Lest we forget, in a very soft economy and a very troubled industry, technology vendors continue to spend billions on research and development. Technology advances aren’t slowing down.
“We will make as much progress in the next 18 months as we had during the entire history of computing up to today,” predicts longtime industry player Ray Kurzweil, author of The Age of Spiritual Machines: When Computers Exceed Human Intelligence.
Think about it: Processing power continues to double every 18 months. Storage capacity continues to double every 12 months. Bandwidth throughput continues to double every nine months. Our challenge is to imagine how to make bags of money with this silicon cornucopia.
With the mainstream world we live in beginning to take on many of the hyperinformational characteristics of the imaginary world William Gibson created in his novel Neuromancer, many in the mainstream have run out of gas and can’t imagine what comes next. They’re too busy.
But IT doesn’t have to fall into that trap. You not only need to make the time, but you also need to address this exercise properly. Consider adopting the best practices of uberimagineers:
– Never imagine alone.
– Involve thinkers from other disciplines.
– Imagine along your vector of greed (great problems stimulate great imaginings).
– Time-box (hard-deadline) your thinking.
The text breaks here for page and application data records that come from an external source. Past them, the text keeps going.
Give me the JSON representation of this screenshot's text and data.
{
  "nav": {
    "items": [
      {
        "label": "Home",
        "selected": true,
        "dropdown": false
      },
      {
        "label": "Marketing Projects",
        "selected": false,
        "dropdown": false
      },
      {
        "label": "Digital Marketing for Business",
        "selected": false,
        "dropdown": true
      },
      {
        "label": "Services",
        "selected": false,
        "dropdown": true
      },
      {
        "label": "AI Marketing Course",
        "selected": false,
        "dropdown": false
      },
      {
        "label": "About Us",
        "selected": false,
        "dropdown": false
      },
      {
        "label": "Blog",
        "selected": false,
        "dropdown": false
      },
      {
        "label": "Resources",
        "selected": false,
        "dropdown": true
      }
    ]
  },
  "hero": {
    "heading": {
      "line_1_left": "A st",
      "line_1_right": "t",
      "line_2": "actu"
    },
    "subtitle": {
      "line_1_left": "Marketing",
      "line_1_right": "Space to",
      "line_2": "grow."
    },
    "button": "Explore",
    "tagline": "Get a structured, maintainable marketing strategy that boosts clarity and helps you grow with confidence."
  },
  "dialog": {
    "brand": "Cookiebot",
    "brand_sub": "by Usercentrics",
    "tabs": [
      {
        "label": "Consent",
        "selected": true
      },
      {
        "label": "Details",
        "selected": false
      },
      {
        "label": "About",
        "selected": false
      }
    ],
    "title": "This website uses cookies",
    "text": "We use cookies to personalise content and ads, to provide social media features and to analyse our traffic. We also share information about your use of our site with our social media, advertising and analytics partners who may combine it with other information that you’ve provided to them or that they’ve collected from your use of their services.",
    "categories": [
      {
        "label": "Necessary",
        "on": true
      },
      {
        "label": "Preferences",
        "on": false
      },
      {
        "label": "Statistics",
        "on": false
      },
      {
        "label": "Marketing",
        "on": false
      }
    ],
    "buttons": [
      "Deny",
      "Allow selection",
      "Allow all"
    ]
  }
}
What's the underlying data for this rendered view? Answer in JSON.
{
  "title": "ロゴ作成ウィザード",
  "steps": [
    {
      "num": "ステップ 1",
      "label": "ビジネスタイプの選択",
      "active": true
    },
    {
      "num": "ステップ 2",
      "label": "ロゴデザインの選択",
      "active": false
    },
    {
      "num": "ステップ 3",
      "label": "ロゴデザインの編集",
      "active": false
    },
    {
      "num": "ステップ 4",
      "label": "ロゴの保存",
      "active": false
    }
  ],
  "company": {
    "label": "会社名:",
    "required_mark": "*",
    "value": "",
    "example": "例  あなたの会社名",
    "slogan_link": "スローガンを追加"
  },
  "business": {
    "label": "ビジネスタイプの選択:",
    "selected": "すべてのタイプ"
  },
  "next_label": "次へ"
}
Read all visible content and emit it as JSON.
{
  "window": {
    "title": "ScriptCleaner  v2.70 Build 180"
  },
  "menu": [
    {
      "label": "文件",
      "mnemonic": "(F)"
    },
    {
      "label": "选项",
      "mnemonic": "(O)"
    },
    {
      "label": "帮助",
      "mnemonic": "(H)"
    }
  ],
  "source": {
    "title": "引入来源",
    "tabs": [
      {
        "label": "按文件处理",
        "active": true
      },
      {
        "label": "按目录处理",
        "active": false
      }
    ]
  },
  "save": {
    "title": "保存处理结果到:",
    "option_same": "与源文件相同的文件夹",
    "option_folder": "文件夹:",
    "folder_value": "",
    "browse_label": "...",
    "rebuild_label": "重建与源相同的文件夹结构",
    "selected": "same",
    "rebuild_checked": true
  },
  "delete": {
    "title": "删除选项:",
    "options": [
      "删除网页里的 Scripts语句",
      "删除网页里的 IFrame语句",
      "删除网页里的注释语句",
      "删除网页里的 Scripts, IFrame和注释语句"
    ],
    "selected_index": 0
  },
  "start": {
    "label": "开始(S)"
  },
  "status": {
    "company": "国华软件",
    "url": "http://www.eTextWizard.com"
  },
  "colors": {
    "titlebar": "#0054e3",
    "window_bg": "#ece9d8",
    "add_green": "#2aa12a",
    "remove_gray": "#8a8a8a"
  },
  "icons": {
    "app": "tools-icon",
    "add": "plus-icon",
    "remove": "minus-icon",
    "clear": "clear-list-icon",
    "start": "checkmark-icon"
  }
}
In Gibson’s latest novel, Pattern Recognition, one character tells us, “We have no future because our present is too volatile. We have only risk management.” Isn’t the biggest risk that our imaginations will fail to come up with solutions worth building or worlds worth living in?